I honestly cannot think of a better way to celebrate being on earth for 35 years—I hope you all understand that this doesn’t come from a place of piety. Not even at all. I am overwhelmed by the love and generosity that permeate my life and my being. OVERWHELMED. It’s from that place of abundance that I’m inspired to share.
You know what the weirdest part about all of this is? The day after I started this, I got an email from the school saying we’d won a drawing at back to school night for $25 off our band fees.
Two days later, I was walking to school with the boys, and I glanced down. Tucked between the sidewalk and the grass was a piece of paper that looked like a dollar bill. I picked it up and thought it must be a promotional flyer because NO ONE FINDS $100 LYING ON THE GROUND. But I did. I did. (My dad took this super awkward picture of me as proof. I thought only the money was in the frame.)
Four days later, we got a letter in the mail that there had been some sort of medical billing mix up when Scott injured his shoulder skiing in Breckenridge (15 years ago!!!), and we were owed $594. It’s completely legit. When does this kind of stuff happen? Seriously?
Aside from that, I’ve received random cards in the mail with encouraging words and a couple of unexpected gifts from friends.
I still have four days and 10 acts of kindness to go. We can take care of those no problem. You know what would make me the happiest girl in the world? If you would join me.
Will you do something between now and September 17th in honor of my birthday? What I want more than anything else in the world right now is for more love and kindness to be purposely given.

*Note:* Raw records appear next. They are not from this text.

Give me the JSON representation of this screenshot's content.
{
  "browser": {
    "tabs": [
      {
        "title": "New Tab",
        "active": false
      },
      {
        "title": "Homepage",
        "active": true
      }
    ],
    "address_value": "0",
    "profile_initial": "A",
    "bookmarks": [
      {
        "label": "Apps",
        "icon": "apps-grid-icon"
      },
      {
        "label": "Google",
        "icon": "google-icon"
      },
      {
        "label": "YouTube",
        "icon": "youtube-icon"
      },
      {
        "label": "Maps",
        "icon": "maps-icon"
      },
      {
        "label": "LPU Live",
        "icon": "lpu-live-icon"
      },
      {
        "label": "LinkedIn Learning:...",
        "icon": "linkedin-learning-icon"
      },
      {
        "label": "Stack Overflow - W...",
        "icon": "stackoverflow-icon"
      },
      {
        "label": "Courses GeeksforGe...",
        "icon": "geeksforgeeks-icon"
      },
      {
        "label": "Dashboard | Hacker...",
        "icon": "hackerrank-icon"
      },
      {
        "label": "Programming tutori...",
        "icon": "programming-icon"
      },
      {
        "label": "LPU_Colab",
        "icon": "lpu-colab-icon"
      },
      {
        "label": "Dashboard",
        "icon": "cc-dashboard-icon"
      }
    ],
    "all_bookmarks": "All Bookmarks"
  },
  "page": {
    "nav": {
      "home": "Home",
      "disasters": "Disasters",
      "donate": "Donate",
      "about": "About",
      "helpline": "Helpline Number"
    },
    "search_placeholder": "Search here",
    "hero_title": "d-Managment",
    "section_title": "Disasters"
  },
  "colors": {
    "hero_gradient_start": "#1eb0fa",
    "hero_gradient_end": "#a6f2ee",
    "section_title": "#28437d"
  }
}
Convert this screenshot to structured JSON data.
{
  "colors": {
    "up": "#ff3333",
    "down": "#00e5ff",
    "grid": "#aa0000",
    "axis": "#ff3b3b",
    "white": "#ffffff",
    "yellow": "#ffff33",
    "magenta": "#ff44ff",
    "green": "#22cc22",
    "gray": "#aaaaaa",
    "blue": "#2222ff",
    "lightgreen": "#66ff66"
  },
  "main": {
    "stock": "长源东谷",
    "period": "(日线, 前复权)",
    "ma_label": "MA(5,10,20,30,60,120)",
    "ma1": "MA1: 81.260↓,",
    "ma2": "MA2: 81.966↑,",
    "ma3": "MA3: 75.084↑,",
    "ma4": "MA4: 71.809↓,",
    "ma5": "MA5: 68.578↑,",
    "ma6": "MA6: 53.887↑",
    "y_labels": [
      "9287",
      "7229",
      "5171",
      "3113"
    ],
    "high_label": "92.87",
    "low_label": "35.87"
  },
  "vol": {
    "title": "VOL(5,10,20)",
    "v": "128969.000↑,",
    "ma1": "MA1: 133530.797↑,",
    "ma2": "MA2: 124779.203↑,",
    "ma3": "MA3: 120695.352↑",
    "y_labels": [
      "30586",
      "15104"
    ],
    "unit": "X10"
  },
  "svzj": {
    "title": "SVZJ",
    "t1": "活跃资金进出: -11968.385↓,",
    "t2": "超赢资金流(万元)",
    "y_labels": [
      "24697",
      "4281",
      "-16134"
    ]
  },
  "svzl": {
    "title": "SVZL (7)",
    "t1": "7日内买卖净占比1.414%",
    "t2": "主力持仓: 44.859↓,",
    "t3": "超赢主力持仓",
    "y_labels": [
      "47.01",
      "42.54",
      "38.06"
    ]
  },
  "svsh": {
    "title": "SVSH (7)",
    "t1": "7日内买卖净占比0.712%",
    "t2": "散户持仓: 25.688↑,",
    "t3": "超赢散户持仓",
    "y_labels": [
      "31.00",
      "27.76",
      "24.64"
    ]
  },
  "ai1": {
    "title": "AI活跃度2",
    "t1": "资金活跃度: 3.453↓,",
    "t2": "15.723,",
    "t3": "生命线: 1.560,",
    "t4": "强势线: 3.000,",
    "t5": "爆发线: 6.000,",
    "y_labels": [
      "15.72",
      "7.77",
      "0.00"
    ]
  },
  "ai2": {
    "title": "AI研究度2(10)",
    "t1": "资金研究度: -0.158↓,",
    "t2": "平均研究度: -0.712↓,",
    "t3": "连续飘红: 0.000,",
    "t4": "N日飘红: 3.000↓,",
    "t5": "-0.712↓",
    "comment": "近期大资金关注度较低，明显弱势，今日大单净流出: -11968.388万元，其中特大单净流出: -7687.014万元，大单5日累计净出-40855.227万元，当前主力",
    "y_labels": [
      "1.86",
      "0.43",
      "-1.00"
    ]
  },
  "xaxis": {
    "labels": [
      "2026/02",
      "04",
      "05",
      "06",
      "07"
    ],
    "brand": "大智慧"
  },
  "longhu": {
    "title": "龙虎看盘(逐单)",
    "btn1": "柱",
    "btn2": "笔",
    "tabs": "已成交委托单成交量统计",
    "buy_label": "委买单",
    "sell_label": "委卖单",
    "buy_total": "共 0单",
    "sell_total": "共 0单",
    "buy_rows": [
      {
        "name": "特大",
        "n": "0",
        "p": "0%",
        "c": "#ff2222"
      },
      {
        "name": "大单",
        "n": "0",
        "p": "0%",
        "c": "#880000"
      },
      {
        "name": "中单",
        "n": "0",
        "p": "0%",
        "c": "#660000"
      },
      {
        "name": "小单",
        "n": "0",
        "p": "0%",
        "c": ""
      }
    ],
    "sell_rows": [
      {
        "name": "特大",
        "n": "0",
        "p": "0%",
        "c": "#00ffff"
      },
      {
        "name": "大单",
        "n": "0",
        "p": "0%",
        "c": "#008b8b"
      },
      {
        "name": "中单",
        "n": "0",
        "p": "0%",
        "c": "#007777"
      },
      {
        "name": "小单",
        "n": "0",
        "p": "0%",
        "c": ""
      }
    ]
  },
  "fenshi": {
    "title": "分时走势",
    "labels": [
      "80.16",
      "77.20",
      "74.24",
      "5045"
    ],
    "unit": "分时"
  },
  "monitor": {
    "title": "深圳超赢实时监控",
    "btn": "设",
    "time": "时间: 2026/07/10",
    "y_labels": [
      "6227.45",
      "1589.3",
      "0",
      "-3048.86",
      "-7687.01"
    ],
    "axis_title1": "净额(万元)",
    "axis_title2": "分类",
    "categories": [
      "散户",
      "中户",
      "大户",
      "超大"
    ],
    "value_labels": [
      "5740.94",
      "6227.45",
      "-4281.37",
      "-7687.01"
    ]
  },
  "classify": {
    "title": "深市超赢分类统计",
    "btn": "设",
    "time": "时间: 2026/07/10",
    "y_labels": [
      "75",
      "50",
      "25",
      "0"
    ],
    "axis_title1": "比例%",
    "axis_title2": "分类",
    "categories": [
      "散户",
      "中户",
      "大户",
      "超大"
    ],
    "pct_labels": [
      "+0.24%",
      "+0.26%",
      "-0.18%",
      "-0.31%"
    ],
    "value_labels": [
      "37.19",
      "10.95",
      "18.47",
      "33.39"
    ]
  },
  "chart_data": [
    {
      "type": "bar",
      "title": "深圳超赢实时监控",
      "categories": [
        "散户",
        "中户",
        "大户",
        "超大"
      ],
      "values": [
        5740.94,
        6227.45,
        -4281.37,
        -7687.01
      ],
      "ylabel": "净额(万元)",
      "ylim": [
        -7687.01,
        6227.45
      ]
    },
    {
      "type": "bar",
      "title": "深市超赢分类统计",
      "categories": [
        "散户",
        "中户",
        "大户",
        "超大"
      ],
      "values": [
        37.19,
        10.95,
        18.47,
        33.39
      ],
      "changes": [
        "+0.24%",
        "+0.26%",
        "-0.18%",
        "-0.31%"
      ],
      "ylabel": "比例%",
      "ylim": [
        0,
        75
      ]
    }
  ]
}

If we’re friends, you know that I’m fighting sex trafficking in Sonagacchi, the largest red light district in Kolkata, India right now. I would love it if you considered donating $35 to this project. Am I shamelessly plugging right now? You better believe it. It’s my birthday, so I get a pass. If you’d like to give $5 because you’ve only known me for five years, that’s cool, too. Or if you want to give $1,000 because you are worth 1000 points of awesome, we will accept that as well. (We have $5,535.14 to go to see this project to its completion—our family gave $140…$35 for each family member.) If you want to give, you can CLICK HERE and put your amount in the box for “Current Project—Tamar Project India.” As always, your donation is tax-deductible.
Happy birthday to me, friends. What a gift it is to know you and a gift to be alive!